• Description of the task:
Pictures excluded, return every entry exactly, please.

+++ Records supplied

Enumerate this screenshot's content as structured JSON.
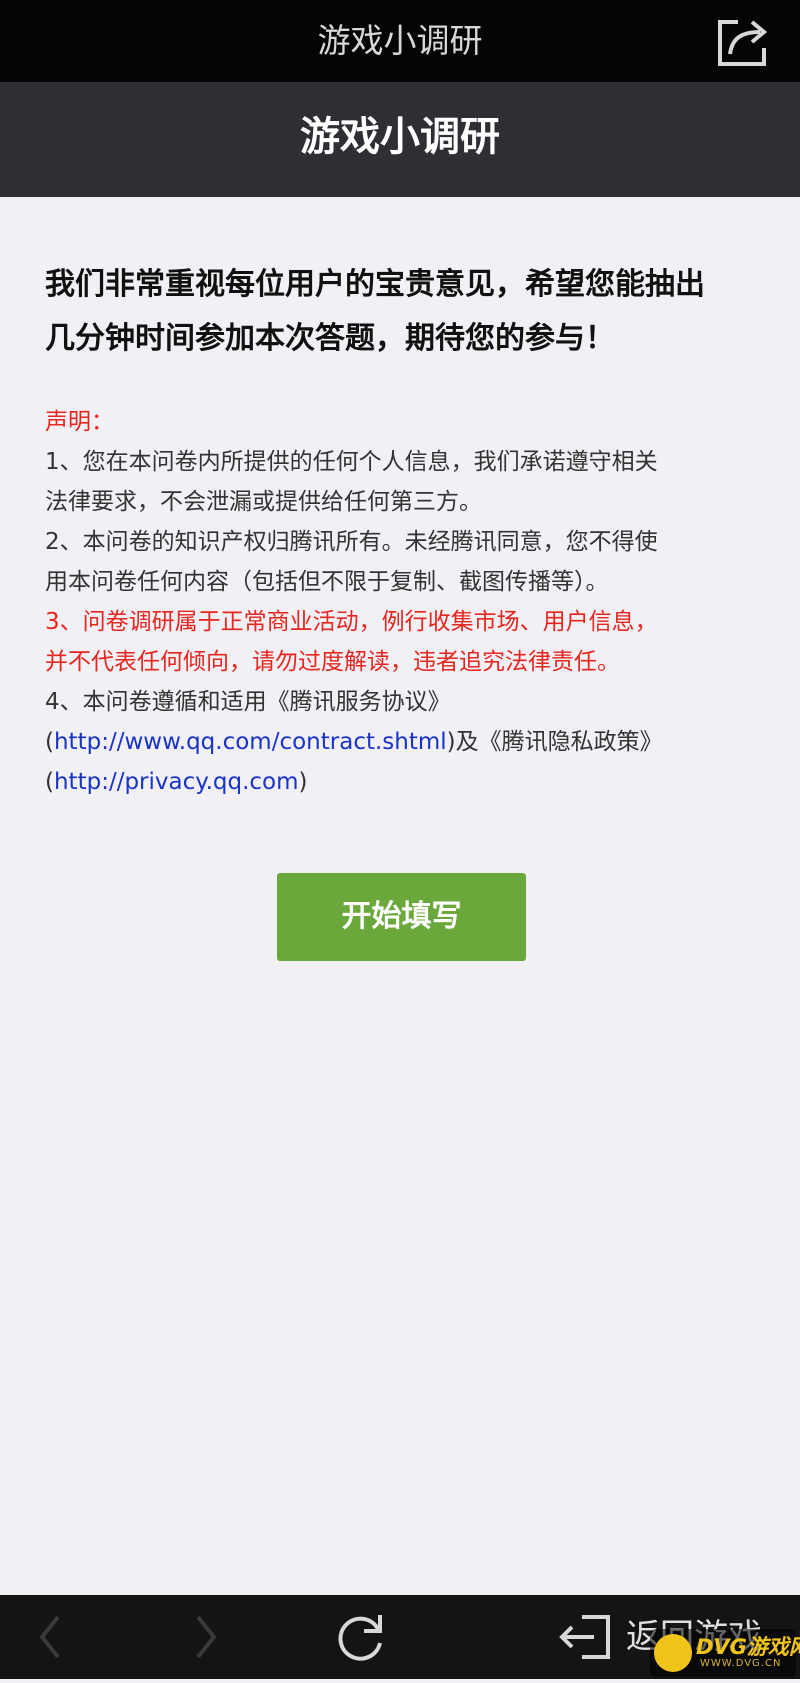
{
  "app_bar": {
    "title": "游戏小调研",
    "share_icon": "share-icon"
  },
  "header": {
    "title": "游戏小调研"
  },
  "content": {
    "intro_line1": "我们非常重视每位用户的宝贵意见，希望您能抽出",
    "intro_line2": "几分钟时间参加本次答题，期待您的参与！",
    "declaration_heading": "声明：",
    "item1_line1": "1、您在本问卷内所提供的任何个人信息，我们承诺遵守相关",
    "item1_line2": "法律要求，不会泄漏或提供给任何第三方。",
    "item2_line1": "2、本问卷的知识产权归腾讯所有。未经腾讯同意，您不得使",
    "item2_line2": "用本问卷任何内容（包括但不限于复制、截图传播等）。",
    "item3_line1": "3、问卷调研属于正常商业活动，例行收集市场、用户信息，",
    "item3_line2": "并不代表任何倾向，请勿过度解读，违者追究法律责任。",
    "item4_line1": "4、本问卷遵循和适用《腾讯服务协议》",
    "item4_paren_open1": "(",
    "item4_link1": "http://www.qq.com/contract.shtml",
    "item4_after_link1": ")及《腾讯隐私政策》",
    "item4_paren_open2": "(",
    "item4_link2": "http://privacy.qq.com",
    "item4_paren_close2": ")"
  },
  "start_button": {
    "label": "开始填写",
    "color": "#6ba83b"
  },
  "bottom_bar": {
    "back_icon": "chevron-left-icon",
    "forward_icon": "chevron-right-icon",
    "refresh_icon": "refresh-icon",
    "return_label": "返回游戏",
    "return_icon": "exit-icon"
  },
  "watermark": {
    "text": "DVG游戏网",
    "sub": "WWW.DVG.CN"
  },
  "colors": {
    "warning_red": "#e8251e",
    "link_blue": "#1a33c8",
    "header_bg": "#2e2f35",
    "page_bg": "#f0f0f5"
  }
}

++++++

• Task output:
Enumerate this screenshot's content as structured JSON.
{
  "app_bar": {
    "title": "游戏小调研",
    "share_icon": "share-icon"
  },
  "header": {
    "title": "游戏小调研"
  },
  "content": {
    "intro_line1": "我们非常重视每位用户的宝贵意见，希望您能抽出",
    "intro_line2": "几分钟时间参加本次答题，期待您的参与！",
    "declaration_heading": "声明：",
    "item1_line1": "1、您在本问卷内所提供的任何个人信息，我们承诺遵守相关",
    "item1_line2": "法律要求，不会泄漏或提供给任何第三方。",
    "item2_line1": "2、本问卷的知识产权归腾讯所有。未经腾讯同意，您不得使",
    "item2_line2": "用本问卷任何内容（包括但不限于复制、截图传播等）。",
    "item3_line1": "3、问卷调研属于正常商业活动，例行收集市场、用户信息，",
    "item3_line2": "并不代表任何倾向，请勿过度解读，违者追究法律责任。",
    "item4_line1": "4、本问卷遵循和适用《腾讯服务协议》",
    "item4_paren_open1": "(",
    "item4_link1": "http://www.qq.com/contract.shtml",
    "item4_after_link1": ")及《腾讯隐私政策》",
    "item4_paren_open2": "(",
    "item4_link2": "http://privacy.qq.com",
    "item4_paren_close2": ")"
  },
  "start_button": {
    "label": "开始填写",
    "color": "#6ba83b"
  },
  "bottom_bar": {
    "back_icon": "chevron-left-icon",
    "forward_icon": "chevron-right-icon",
    "refresh_icon": "refresh-icon",
    "return_label": "返回游戏",
    "return_icon": "exit-icon"
  },
  "watermark": {
    "text": "DVG游戏网",
    "sub": "WWW.DVG.CN"
  },
  "colors": {
    "warning_red": "#e8251e",
    "link_blue": "#1a33c8",
    "header_bg": "#2e2f35",
    "page_bg": "#f0f0f5"
  }
}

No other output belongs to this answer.